by Jane Bumar
The Earth Angels cooperative of artists flew in like a flock of glass-glittered birds to their HeArt of Winter pop-up show at Jeanine Taylor Folk Art Gallery in Sanford this past weekend. They escaped the cold gray north into the Florida Tourist Board weather. Funky, artsy historic Sanford on a clear ultramarine-sky Saturday in February is not a bad gig if you can get it.
Their world is one of vintage, recycled, re-purposed items; collaged and reinterpreted from their original forms. In the artists' hands, faucet tops become necklace pendants, architectural salvage skeleton keys pair with amber chandelier drops. Victorian-era door escutcheons are decorated with rhinestones from a long-cast off 1940-era earring dangle, then draped on a leather cord around a vintage velvet mannequin. The more weathered, the more unloved - the better fodder to feed the creative imaginations of these mixed media artists.
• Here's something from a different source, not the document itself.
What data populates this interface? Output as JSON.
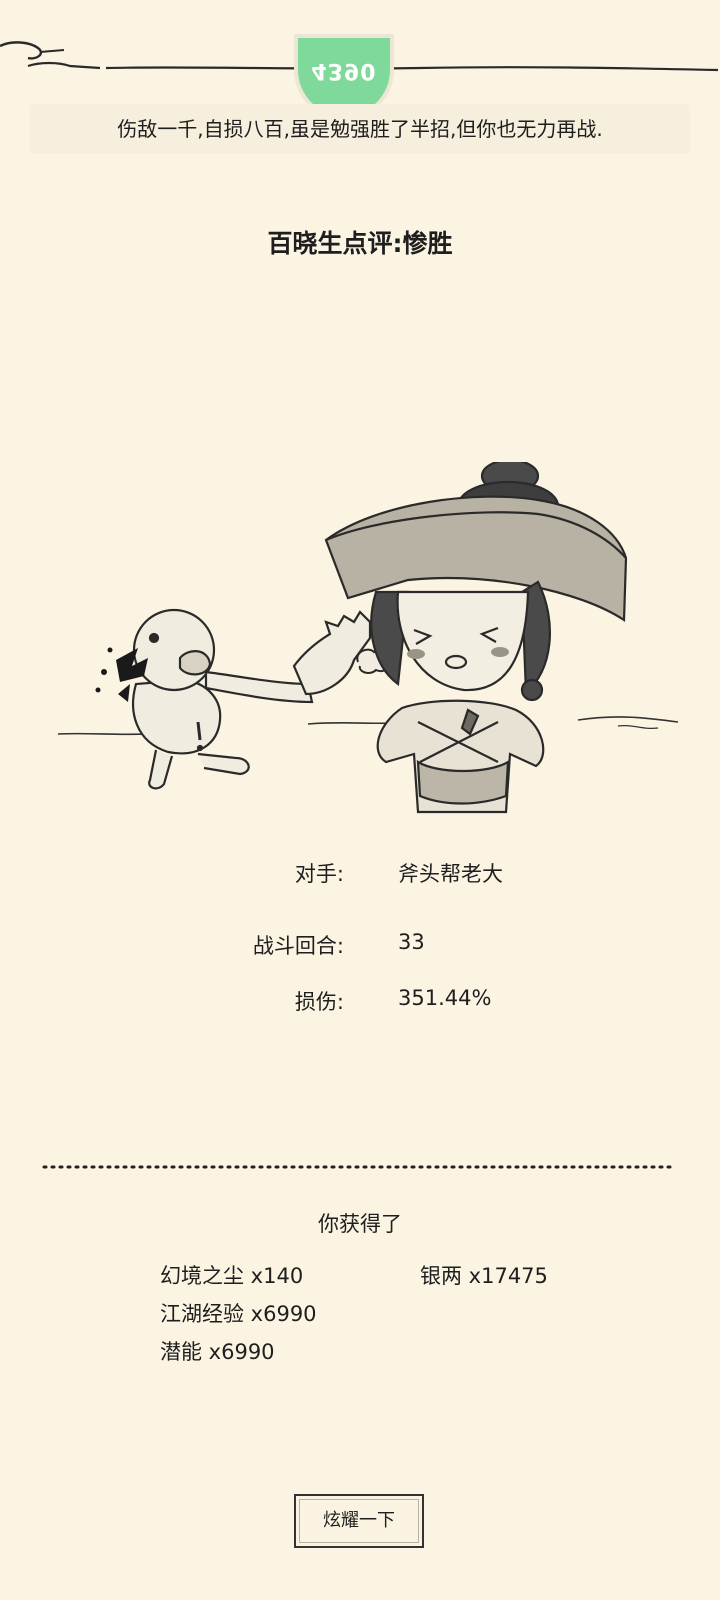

They dress the part too; leather boots paired with linen skirts, statement hairpieces with feathers top worn tailcoats evoking a more fanciful age. Stacked steamer trunks form display cases of tiny hand-sculpted mice, purses with threadbare faded silk millinery flowers rescued from obscurity. One can sense the dust motes swirling when these treasures were unearthed, and re-imagined. It is real, but yet a bit of tinsel fantasy at the same time. One of the women artists told me that she'd created a 'regular retail' version of her art jewelry too. The missing crystals and rusted, chipped enamel on pendants that renders them unique - perfect to the art chick crowd - makes it 'too worn' and 'broken' for retail. So slightly more conventional renderings, with new chain, and artificially aged (thus, still intact) glitter had to be made just to keep them from being returned to big-box fashion stores as damaged goods. Rather ironic when that's the whole point of 'the vintage look.' At this gallery show, however, the real vintage deal is touchable and take-homeable, and the gallery clientele have the opportunity to meet the very artists who made the wares.
I got to the gallery in the last hour or so of the show; I was graciously offered a chair and room to sketch in the swirling middle of it all. For the next hour, I was somehow part of this pop-up moveable feast. Part of a bit of theater depicting another age as seen through a slightly wavy glass mirror, surrounded by their carefully placed shabby chic props. Time simultaneously slows down and races by when you're sketching. It imprints the feel, and the smell, and the spirit of where you are in the moment, until that moment fades and you're brought back into the world. As the show wound down, the artists' tulle and top hat art-wear was replaced by workaday t-shirts and jeans - it's difficult to wear vintage organza when you're loading crates and boxes into vans and heading back that night to New York, or Virginia. The late afternoon sun streamed in the old casement windows of the gallery, rendering a vanishing glow of light as the birds flew home.